[DATA Boundary: Start]

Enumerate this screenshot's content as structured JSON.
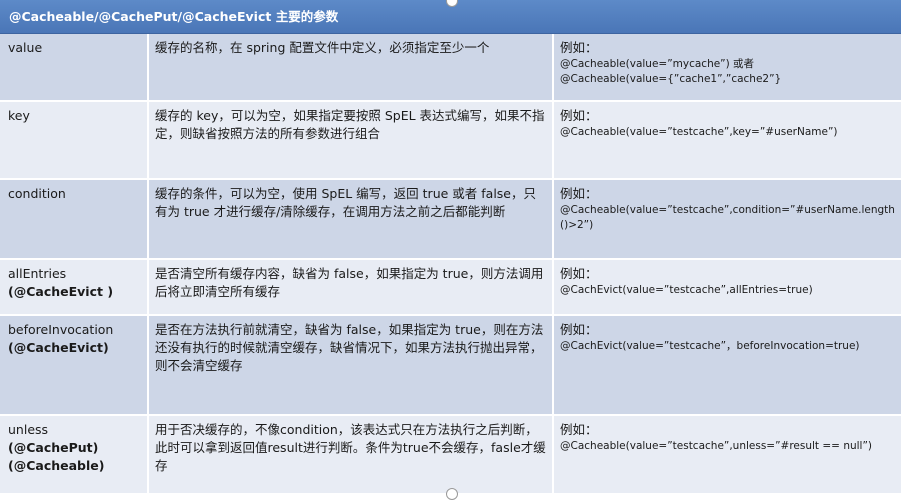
{
  "header": {
    "title": "@Cacheable/@CachePut/@CacheEvict 主要的参数"
  },
  "rows": [
    {
      "name": "value",
      "annotations": [],
      "description": "缓存的名称，在 spring 配置文件中定义，必须指定至少一个",
      "example_label": "例如：",
      "example_lines": [
        "@Cacheable(value=”mycache”) 或者",
        "@Cacheable(value={”cache1”,”cache2”}"
      ]
    },
    {
      "name": "key",
      "annotations": [],
      "description": "缓存的 key，可以为空，如果指定要按照 SpEL 表达式编写，如果不指定，则缺省按照方法的所有参数进行组合",
      "example_label": "例如：",
      "example_lines": [
        "@Cacheable(value=”testcache”,key=”#userName”)"
      ]
    },
    {
      "name": "condition",
      "annotations": [],
      "description": "缓存的条件，可以为空，使用 SpEL 编写，返回 true 或者 false，只有为 true 才进行缓存/清除缓存，在调用方法之前之后都能判断",
      "example_label": "例如：",
      "example_lines": [
        "@Cacheable(value=”testcache”,condition=”#userName.length()>2”)"
      ]
    },
    {
      "name": "allEntries",
      "annotations": [
        "(@CacheEvict )"
      ],
      "description": "是否清空所有缓存内容，缺省为 false，如果指定为 true，则方法调用后将立即清空所有缓存",
      "example_label": "例如：",
      "example_lines": [
        "@CachEvict(value=”testcache”,allEntries=true)"
      ]
    },
    {
      "name": "beforeInvocation",
      "annotations": [
        "(@CacheEvict)"
      ],
      "description": "是否在方法执行前就清空，缺省为 false，如果指定为 true，则在方法还没有执行的时候就清空缓存，缺省情况下，如果方法执行抛出异常，则不会清空缓存",
      "example_label": "例如：",
      "example_lines": [
        "@CachEvict(value=”testcache”，beforeInvocation=true)"
      ]
    },
    {
      "name": "unless",
      "annotations": [
        "(@CachePut)",
        "(@Cacheable)"
      ],
      "description": "用于否决缓存的，不像condition，该表达式只在方法执行之后判断，此时可以拿到返回值result进行判断。条件为true不会缓存，fasle才缓存",
      "example_label": "例如：",
      "example_lines": [
        "@Cacheable(value=”testcache”,unless=”#result == null”)"
      ]
    }
  ]
}
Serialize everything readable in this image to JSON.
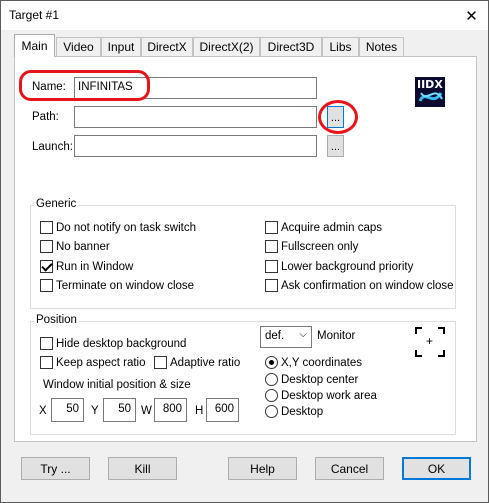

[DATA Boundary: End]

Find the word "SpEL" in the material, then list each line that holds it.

OUTPUT BELOW
      "description": "缓存的 key，可以为空，如果指定要按照 SpEL 表达式编写，如果不指定，则缺省按照方法的所有参数进行组合",
      "description": "缓存的条件，可以为空，使用 SpEL 编写，返回 true 或者 false，只有为 true 才进行缓存/清除缓存，在调用方法之前之后都能判断",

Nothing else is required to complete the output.